The motor effect

The motor (electric) effect is what turns an engine. We can see its operation on a single piece of copper wire.

Electric catapult

Imagine a loose piece of copper wire on copper rails. The loose piece of cable is between the poles of a magnet. The rails are connected to a power supply. What will happen when we connect the voltage? The magnetic field causes the cable to move but only when there is electrical current in the cable.

The magnetic field points from the north pole of the magnet to its south pole and is at right angles to the current. This arrangement produces the greatest force and causes the cable to move. The current in a cable at right angles to the magnetic field produces a force in the cable.

Spinning it

We can understand an engine in the same way. When the current flows through the coil:
  • One side of the coil feels a push up.
  • The other side feels an impulse down.
These two forces together spin the coil on its axis.

When to invert the current

When the coil is upright, there is no rotary force trying to rotate it. The two forces try to pull the ends of the coil out. It is at this point when the switch reverses the contacts.

If the coil was already rotating, its momentum will cause it to exceed the vertical position. When the contacts are reconnected, the switch will have reversed the current. So the side of the coil that was previously pulled up, is now down, and vice versa.

Therefore, the coil continues to rotate in the same direction.

Energy transfer

Electric motors get hot when used. The heating comes from energy dissipated in the form of heat and is a loss. We want the engines to move things, not use them as heating!

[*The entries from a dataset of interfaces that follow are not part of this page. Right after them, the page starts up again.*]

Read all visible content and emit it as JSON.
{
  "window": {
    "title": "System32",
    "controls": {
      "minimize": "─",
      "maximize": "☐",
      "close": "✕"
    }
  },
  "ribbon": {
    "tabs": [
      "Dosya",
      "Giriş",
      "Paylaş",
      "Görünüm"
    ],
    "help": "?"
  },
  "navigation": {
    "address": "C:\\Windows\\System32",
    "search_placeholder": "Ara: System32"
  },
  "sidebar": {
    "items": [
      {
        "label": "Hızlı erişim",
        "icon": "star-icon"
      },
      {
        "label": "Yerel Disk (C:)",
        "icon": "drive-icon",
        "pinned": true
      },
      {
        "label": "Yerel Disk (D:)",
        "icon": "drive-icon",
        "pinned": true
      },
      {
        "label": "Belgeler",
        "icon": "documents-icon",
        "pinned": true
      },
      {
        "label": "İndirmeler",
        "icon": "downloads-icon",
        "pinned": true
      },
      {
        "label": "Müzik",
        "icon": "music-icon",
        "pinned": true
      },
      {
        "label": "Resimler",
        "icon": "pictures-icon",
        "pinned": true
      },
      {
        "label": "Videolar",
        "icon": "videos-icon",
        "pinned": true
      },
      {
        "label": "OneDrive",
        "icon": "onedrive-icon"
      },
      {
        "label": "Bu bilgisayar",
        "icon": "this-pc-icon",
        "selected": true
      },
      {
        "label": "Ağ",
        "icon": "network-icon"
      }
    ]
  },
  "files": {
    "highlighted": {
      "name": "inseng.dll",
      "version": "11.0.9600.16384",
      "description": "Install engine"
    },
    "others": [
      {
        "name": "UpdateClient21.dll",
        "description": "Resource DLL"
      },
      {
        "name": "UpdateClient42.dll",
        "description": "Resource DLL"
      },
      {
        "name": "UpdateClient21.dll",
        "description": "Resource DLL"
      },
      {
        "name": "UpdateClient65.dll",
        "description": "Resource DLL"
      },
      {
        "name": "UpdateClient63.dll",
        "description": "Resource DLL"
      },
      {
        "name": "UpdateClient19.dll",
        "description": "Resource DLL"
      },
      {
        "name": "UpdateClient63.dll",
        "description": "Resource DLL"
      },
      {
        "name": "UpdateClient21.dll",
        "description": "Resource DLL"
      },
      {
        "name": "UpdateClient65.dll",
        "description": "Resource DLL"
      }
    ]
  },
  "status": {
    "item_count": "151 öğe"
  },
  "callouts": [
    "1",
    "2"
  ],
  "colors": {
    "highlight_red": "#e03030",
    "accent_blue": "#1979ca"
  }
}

The energy is lost when the electric current flows through the motor coils. The coil cables have electrical resistance, the higher the resistance the harder it is for the current to flow and therefore more energy is lost.

Copper is a good metal for use in motor coils because:
  • It has less resistance than almost any other metal,
  • It can be easily transformed into copper cables,
  • It is not too expensive,
  • can withstand high temperatures,
  • It can be easily recycled when the motor is replaced.

See also "Concepts of Physics Used in Industrial Machines: Electric Motors"